This Is What Happens When You Ask a 'Cyborg' for L.A. Earthquake Predictions
Moon Ribas is co-founder of the Cyborg Foundation and an avant-garde dancer who choreographs according to vibes emanating from the seismic sensor surgically embedded into her elbow. We asked her for some earthquake predictions for Los Angeles.
It should perhaps come as no surprise that the elbow of dancer Moon Ribas cannot predict an earthquake. (Sorry.) What is surprising is that it can tell you if one is happening halfway around the world, thanks to a surgically embedded sensor linked to a global web of seismographs. Any quake registering one or more on the Richter scale generates vibrations in her arm.
Ribas interprets the vibrations into dance, which gets awkward if there is no earthquake, leaving her motionless before a room full of paying audience members. Luckily, rumbling occurs somewhere in the world every few minutes. The Nepal quake of 2015 woke her in the middle of the night. “When it’s something really devastating, I feel terrible. It’s a very weird thing. It not only connects you to the planet but also other people,” she tells The Hollywood Reporter.
Seismic Sense is not Ribas’ first piece experimenting with sense-altering technology. In 2007, she wore a pair of kaleidoscope glasses allowing her to see only color, but not shape. She travelled across Europe never taking them off, befriending people without ever seeing their faces. Speedborg is what she called her next experiment, a pair of earrings that registered through vibration the speed of elements around her. (Does that technology even exist? She's an artist, people.) Seismic Sense is the first time she has had a device surgically implanted, marking a departure for the New York-based 31-year-old Spaniard, officially making her a cyborg — and not just any cyborg, but a leader of cyborgs.
Ribas is co-founder of the Cyborg Foundation, which is dedicated to “an artistic and social movement that aims to create artworks through new senses or the extension, reduction or modification of an existing sense as a result of the union of cybernetics and the body,” according to its website. Her co-founder is childhood friend and artist Neil Harbisson, who was born with color-blindness that was corrected through an implant in his head he calls “eyeborg,” which converts color into sound. With the modification, a walk through the grocery store is like a night at the symphony, and one can eat a favorite song for breakfast.
“We collaborate sometimes with universities. We advise and we put people together to collaborate” is how Ribas describes the foundation, which branches out next month with Cyborg Nest, offering the public a chance to join the ranks of what they hope is a growing cyborg movement. For the reasonable price of $300, you can never lose direction again, thanks to North Sense, a compass-like implant that orients the user no matter how unfamiliar their surroundings. All procedures are medically sanctioned and certified with insurance and paperwork completed.

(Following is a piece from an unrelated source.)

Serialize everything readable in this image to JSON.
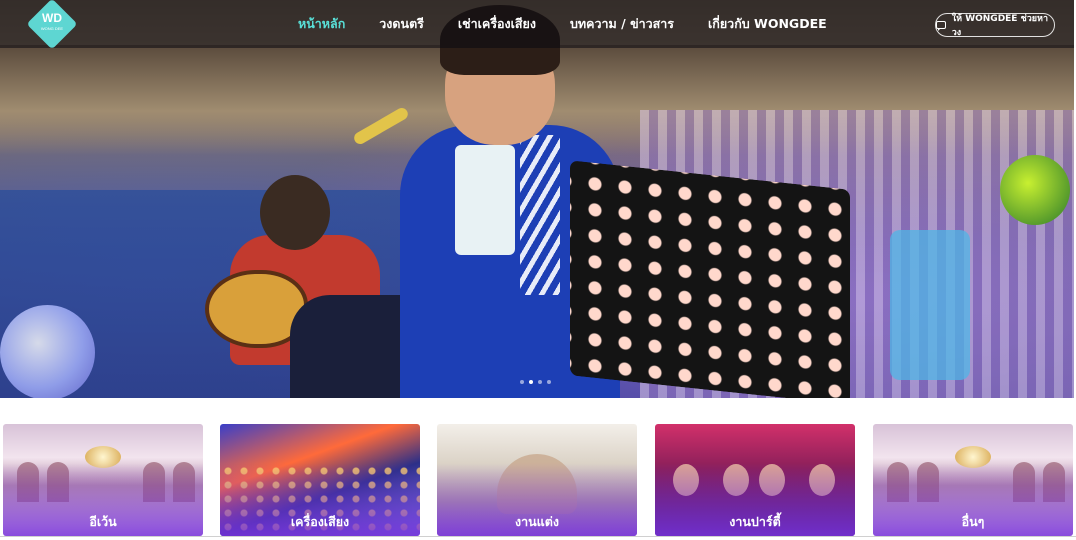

“We have to attend to the rights of designing our own bodies and our own minds. We don’t need to wait for natural evolution anymore. We are in an era that we can evolve in our lifetime and keep changing,” says Ribas, who bases a separate performance on drums that also originates from the tectonic plates. Current plans are to finance earthquake research with a portion of the funds generated by her artwork.
Future plans are literally out of this world. “Space exploration is next. I want to perceive seismic activity on the moon, connect to the moonquakes so it will allow me to be in space at the same time,” she explains. “Buzz Aldrin was in charge of putting a seismograph on the moon, but it broke. They’re finding other ways to detect seismic data on the moon. So I’m working on it.”